Extracted information Block Start

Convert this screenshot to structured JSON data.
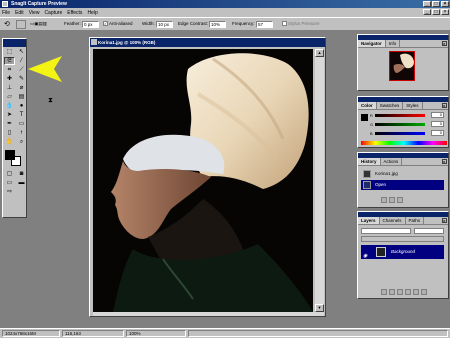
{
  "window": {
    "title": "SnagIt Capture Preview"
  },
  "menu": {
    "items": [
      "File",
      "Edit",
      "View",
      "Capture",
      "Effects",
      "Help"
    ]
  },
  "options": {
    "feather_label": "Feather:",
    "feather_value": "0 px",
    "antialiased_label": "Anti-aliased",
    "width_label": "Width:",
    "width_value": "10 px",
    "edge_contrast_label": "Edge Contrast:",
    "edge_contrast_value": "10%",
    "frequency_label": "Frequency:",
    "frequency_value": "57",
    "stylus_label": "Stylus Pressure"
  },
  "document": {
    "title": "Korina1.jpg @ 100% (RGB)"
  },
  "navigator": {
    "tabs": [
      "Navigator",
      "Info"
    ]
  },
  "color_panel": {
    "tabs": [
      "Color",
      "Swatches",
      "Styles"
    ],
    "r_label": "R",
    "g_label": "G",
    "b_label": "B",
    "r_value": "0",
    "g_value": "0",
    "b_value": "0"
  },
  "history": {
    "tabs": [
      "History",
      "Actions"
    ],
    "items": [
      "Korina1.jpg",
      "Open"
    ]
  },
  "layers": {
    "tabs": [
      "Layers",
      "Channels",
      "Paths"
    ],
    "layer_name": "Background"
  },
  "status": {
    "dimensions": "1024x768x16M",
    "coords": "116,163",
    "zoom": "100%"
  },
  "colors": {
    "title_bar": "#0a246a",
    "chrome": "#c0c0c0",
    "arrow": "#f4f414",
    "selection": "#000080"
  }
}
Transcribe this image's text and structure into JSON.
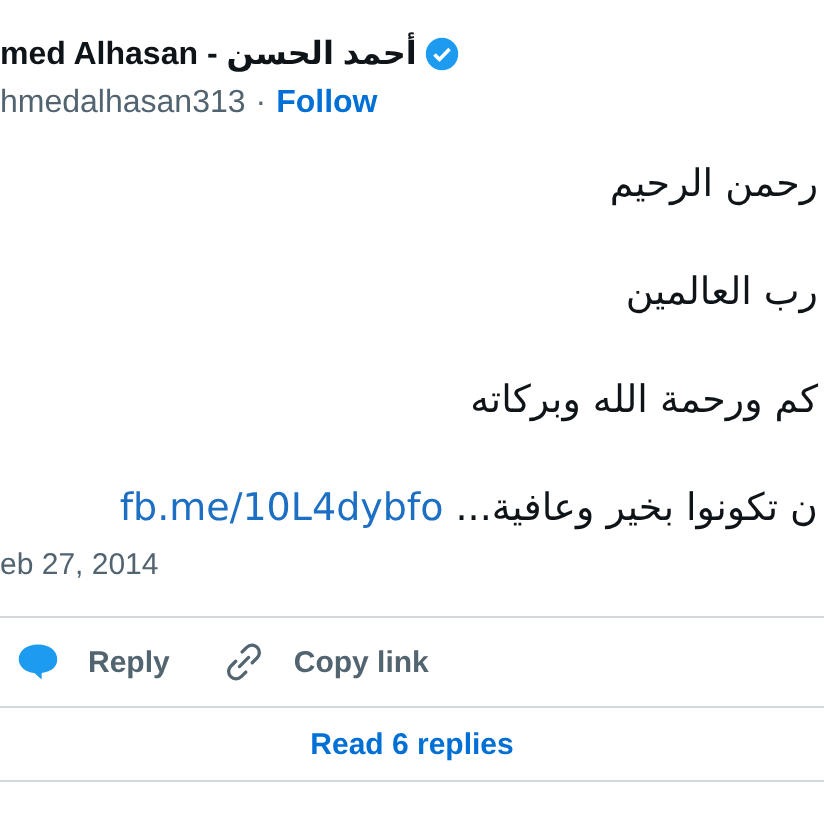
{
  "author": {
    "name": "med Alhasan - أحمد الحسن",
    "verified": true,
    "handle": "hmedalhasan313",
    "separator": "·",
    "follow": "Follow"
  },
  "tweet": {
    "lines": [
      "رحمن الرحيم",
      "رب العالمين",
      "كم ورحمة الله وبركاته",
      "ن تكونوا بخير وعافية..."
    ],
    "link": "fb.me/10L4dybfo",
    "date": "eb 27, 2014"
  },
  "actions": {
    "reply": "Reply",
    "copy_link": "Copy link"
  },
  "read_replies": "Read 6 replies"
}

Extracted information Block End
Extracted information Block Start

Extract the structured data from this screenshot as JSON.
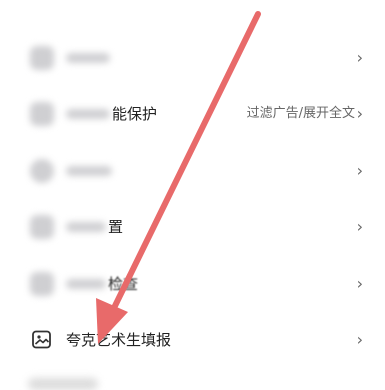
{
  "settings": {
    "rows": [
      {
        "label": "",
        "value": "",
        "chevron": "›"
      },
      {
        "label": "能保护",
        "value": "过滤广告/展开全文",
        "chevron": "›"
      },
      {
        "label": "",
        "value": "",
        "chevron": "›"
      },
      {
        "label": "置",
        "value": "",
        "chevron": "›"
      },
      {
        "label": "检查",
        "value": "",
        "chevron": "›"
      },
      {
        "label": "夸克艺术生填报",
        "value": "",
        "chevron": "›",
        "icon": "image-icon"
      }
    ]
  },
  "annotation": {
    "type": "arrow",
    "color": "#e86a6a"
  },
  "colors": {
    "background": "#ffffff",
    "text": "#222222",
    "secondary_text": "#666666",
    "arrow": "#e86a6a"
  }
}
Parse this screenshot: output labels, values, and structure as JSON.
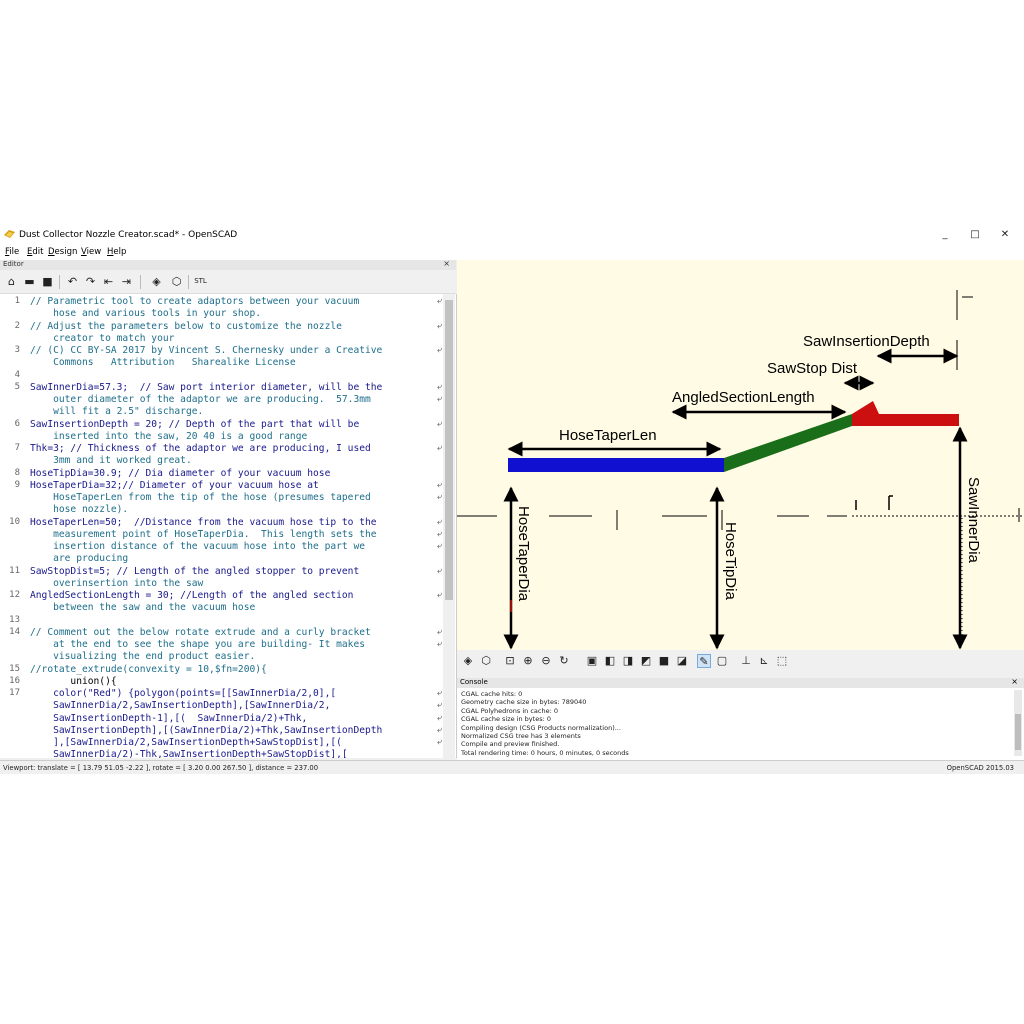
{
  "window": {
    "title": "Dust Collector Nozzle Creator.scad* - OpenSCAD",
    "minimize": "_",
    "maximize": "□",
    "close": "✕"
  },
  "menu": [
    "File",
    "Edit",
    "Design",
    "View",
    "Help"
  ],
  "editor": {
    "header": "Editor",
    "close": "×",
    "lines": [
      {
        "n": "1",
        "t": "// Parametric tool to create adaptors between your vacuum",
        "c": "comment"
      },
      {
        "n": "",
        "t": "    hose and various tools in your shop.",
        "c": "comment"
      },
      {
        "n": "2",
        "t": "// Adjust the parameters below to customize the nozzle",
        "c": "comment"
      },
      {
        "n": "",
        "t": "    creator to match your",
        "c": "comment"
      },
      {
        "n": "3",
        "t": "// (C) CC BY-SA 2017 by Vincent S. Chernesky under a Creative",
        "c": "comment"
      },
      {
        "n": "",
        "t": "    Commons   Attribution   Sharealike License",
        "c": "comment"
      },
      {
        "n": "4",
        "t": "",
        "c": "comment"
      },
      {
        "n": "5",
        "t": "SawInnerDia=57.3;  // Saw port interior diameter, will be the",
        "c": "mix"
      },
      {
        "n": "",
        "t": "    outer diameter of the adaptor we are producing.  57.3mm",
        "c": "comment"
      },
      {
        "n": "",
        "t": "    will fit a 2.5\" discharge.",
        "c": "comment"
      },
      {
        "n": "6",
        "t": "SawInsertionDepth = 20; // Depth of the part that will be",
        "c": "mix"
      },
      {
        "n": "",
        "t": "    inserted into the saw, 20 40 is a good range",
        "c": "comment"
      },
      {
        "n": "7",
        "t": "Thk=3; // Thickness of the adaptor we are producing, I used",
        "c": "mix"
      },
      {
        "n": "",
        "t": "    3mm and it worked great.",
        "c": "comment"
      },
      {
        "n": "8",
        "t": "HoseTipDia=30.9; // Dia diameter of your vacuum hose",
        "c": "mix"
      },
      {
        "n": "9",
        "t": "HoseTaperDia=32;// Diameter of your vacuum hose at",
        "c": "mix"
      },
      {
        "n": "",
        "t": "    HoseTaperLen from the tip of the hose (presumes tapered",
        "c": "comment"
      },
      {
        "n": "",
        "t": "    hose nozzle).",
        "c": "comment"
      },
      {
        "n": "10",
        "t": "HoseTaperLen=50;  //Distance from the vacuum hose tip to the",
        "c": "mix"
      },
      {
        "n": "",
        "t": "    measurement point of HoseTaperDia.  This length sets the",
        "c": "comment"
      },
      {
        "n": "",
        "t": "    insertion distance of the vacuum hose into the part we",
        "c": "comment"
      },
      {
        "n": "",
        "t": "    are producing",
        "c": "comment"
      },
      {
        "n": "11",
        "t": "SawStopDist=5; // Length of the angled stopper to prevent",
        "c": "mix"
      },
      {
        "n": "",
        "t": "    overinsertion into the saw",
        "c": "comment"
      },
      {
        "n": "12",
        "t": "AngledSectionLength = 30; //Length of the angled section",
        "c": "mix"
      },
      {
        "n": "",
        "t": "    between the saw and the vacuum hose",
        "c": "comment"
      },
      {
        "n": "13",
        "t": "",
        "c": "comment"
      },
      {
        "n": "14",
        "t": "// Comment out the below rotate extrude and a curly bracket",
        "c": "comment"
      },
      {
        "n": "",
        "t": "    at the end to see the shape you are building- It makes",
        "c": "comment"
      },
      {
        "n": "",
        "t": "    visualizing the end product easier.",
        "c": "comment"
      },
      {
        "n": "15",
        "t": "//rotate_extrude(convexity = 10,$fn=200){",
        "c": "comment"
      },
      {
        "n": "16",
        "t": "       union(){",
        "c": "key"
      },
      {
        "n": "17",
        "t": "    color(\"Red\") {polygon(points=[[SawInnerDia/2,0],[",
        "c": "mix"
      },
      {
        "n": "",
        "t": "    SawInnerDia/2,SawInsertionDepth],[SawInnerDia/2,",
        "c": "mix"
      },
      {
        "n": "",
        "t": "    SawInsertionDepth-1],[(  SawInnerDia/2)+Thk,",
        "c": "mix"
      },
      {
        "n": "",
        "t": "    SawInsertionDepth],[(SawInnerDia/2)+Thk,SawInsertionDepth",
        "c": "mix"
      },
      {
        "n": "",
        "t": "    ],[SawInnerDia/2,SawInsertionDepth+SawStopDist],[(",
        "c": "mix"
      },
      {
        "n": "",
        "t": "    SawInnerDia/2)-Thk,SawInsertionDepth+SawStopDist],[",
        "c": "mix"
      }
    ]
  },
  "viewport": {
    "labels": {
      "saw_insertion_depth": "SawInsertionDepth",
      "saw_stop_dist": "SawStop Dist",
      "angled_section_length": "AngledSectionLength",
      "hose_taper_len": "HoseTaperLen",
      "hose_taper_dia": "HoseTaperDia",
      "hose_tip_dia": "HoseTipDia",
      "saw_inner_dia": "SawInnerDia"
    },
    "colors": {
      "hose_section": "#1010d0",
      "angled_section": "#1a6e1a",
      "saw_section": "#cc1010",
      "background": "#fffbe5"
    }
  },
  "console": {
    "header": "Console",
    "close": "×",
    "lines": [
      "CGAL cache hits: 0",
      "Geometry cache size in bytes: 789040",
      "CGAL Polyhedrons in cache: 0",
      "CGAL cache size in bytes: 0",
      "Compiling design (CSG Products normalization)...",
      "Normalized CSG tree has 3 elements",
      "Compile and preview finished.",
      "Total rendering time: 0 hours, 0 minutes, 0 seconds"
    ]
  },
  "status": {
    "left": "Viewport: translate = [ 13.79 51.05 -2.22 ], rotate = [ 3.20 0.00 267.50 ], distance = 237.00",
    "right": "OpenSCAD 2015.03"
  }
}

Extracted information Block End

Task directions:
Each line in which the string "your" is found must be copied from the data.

Task result:
        "t": "// Parametric tool to create adaptors between your vacuum",
        "t": "    hose and various tools in your shop.",
        "t": "    creator to match your",
        "t": "HoseTipDia=30.9; // Dia diameter of your vacuum hose",
        "t": "HoseTaperDia=32;// Diameter of your vacuum hose at",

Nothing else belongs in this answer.